[[ Data section, beginning ]]

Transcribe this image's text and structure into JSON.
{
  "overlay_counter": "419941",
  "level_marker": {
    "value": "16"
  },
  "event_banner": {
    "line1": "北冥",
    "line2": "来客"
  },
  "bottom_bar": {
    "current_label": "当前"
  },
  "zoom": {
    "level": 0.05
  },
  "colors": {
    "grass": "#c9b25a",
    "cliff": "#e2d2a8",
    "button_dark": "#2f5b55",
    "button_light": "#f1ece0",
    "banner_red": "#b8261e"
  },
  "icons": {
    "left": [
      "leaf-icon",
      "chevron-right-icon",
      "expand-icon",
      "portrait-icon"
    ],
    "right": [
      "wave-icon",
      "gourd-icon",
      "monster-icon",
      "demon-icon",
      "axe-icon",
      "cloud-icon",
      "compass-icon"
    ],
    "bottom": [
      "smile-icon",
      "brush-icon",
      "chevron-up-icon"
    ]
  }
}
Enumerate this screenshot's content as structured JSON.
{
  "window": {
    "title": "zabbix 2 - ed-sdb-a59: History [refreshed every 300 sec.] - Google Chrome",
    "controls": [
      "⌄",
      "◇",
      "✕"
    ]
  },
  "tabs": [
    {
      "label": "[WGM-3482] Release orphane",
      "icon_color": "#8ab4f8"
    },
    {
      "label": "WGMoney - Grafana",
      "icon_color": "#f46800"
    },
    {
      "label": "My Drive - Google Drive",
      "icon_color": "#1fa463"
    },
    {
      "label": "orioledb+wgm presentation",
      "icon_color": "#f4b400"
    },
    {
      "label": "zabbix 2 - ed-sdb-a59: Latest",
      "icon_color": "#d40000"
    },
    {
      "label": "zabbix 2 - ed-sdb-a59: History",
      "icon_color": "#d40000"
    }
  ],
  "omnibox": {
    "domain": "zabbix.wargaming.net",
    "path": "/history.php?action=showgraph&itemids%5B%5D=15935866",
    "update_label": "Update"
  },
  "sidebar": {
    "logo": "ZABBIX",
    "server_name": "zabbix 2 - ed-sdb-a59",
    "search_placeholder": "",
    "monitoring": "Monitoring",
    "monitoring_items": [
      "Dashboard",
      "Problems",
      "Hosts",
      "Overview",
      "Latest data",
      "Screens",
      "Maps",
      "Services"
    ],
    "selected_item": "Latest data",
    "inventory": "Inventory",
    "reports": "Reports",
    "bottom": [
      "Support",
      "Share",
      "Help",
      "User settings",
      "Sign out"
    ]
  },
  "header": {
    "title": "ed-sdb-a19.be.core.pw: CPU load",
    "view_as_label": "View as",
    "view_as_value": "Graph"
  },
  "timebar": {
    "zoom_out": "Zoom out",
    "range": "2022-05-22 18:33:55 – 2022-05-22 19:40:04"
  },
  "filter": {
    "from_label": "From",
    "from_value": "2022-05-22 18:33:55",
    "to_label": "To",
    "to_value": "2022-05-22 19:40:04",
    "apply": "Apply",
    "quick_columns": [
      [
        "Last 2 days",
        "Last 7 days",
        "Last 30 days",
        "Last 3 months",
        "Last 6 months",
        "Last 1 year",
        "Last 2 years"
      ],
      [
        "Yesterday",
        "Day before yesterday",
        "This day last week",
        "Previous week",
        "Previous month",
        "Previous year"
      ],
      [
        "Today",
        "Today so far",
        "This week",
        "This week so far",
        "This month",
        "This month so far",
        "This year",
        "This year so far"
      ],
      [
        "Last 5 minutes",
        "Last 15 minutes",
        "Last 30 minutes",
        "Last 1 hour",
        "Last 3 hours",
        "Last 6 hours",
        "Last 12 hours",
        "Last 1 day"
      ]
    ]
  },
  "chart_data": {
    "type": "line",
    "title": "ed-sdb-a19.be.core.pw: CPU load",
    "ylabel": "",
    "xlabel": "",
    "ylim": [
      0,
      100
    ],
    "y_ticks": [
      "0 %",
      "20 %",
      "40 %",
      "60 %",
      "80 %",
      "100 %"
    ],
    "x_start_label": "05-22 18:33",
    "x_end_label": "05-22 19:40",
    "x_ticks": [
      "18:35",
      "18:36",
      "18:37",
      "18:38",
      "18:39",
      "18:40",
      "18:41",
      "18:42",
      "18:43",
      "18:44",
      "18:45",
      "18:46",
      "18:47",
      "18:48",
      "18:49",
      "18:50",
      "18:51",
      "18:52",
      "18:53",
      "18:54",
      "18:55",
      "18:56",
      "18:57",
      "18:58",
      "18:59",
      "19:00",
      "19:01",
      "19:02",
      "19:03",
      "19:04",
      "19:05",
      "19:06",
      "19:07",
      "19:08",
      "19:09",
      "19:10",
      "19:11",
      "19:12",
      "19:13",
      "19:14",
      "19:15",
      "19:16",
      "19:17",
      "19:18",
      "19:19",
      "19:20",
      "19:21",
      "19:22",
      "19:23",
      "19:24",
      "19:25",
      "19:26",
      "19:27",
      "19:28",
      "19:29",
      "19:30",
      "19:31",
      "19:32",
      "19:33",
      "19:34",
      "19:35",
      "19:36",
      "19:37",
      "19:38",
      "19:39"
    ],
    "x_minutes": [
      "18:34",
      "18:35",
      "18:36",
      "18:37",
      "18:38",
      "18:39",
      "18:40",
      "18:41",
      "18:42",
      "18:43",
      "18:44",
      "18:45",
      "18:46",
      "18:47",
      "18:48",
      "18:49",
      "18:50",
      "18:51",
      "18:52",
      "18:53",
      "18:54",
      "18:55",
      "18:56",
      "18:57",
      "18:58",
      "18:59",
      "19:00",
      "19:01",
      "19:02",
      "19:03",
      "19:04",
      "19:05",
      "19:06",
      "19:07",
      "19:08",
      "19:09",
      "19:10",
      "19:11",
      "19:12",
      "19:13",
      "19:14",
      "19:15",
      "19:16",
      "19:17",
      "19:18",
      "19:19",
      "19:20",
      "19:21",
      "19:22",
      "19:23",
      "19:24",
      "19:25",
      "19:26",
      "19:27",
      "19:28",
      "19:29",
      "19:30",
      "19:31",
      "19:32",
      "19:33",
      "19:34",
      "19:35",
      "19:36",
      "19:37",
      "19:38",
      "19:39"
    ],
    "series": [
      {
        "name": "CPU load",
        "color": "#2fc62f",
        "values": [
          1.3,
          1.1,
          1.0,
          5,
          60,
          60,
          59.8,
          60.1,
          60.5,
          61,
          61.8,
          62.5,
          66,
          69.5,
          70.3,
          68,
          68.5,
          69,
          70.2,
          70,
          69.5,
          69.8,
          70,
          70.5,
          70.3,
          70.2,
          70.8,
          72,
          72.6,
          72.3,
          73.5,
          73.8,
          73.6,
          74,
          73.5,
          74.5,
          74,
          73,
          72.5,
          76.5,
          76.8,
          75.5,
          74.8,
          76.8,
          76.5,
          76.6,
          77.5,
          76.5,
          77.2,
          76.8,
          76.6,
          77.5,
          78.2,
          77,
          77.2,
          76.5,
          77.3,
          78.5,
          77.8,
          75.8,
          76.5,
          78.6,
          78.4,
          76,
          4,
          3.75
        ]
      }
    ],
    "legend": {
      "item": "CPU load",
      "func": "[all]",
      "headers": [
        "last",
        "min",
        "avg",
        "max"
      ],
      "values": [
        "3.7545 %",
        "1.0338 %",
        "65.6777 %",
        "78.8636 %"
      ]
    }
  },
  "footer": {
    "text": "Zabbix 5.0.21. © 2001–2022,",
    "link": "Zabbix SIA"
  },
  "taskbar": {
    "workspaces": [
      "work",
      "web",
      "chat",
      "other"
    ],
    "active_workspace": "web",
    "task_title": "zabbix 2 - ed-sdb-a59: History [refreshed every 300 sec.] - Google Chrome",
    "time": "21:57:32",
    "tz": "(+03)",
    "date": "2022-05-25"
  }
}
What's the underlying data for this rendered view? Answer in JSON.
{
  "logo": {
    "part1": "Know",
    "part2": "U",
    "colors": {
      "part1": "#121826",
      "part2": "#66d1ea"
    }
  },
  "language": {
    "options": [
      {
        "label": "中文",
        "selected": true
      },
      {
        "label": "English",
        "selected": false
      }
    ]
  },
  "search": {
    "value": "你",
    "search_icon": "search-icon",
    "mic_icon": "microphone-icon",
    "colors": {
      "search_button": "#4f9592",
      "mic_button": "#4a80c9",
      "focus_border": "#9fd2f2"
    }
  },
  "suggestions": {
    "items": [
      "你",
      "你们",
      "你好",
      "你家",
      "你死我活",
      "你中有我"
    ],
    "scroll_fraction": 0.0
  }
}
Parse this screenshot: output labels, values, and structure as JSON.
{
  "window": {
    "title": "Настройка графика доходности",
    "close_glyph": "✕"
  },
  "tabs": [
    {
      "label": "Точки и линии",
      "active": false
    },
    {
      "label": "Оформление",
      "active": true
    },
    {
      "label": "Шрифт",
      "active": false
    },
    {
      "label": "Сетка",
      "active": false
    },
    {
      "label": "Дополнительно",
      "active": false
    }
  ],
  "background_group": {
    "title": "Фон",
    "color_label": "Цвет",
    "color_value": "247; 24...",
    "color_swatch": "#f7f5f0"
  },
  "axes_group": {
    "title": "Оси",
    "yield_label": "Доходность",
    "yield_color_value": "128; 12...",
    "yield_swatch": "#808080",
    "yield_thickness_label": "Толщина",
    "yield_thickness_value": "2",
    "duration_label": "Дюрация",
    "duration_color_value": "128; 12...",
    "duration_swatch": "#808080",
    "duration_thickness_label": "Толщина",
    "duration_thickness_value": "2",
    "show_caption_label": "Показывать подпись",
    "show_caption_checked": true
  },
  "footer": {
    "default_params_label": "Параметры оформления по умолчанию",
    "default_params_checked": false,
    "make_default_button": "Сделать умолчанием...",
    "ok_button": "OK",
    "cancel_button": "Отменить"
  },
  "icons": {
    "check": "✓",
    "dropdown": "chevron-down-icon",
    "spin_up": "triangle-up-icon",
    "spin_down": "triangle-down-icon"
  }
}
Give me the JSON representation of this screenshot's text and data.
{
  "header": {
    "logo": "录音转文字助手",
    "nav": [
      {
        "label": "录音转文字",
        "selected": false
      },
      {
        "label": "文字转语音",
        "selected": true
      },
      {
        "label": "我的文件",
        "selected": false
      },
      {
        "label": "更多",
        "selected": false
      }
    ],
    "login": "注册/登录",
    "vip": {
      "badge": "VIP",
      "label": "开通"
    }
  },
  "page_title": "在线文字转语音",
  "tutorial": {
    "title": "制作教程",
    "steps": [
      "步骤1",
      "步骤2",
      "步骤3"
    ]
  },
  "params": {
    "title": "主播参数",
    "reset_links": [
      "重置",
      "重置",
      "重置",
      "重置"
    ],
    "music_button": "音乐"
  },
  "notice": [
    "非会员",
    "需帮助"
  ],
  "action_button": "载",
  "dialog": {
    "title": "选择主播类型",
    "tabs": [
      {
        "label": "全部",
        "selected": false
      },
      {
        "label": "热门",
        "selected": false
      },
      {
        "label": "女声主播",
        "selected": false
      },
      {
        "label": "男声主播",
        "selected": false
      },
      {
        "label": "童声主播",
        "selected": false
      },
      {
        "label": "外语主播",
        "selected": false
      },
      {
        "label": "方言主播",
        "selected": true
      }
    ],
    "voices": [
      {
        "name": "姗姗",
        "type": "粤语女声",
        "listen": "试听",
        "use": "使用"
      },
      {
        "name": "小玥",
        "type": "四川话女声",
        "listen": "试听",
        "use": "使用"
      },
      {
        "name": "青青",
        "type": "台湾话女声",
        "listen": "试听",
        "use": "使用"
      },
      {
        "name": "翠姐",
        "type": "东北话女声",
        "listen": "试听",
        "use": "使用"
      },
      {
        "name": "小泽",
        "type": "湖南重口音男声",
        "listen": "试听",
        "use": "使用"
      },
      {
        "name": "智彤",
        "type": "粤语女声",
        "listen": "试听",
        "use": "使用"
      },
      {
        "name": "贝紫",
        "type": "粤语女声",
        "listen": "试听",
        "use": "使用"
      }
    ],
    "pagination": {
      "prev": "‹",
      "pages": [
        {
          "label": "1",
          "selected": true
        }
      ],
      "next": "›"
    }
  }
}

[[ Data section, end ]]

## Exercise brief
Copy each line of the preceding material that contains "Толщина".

## Answer box
    "yield_thickness_label": "Толщина",
    "duration_thickness_label": "Толщина",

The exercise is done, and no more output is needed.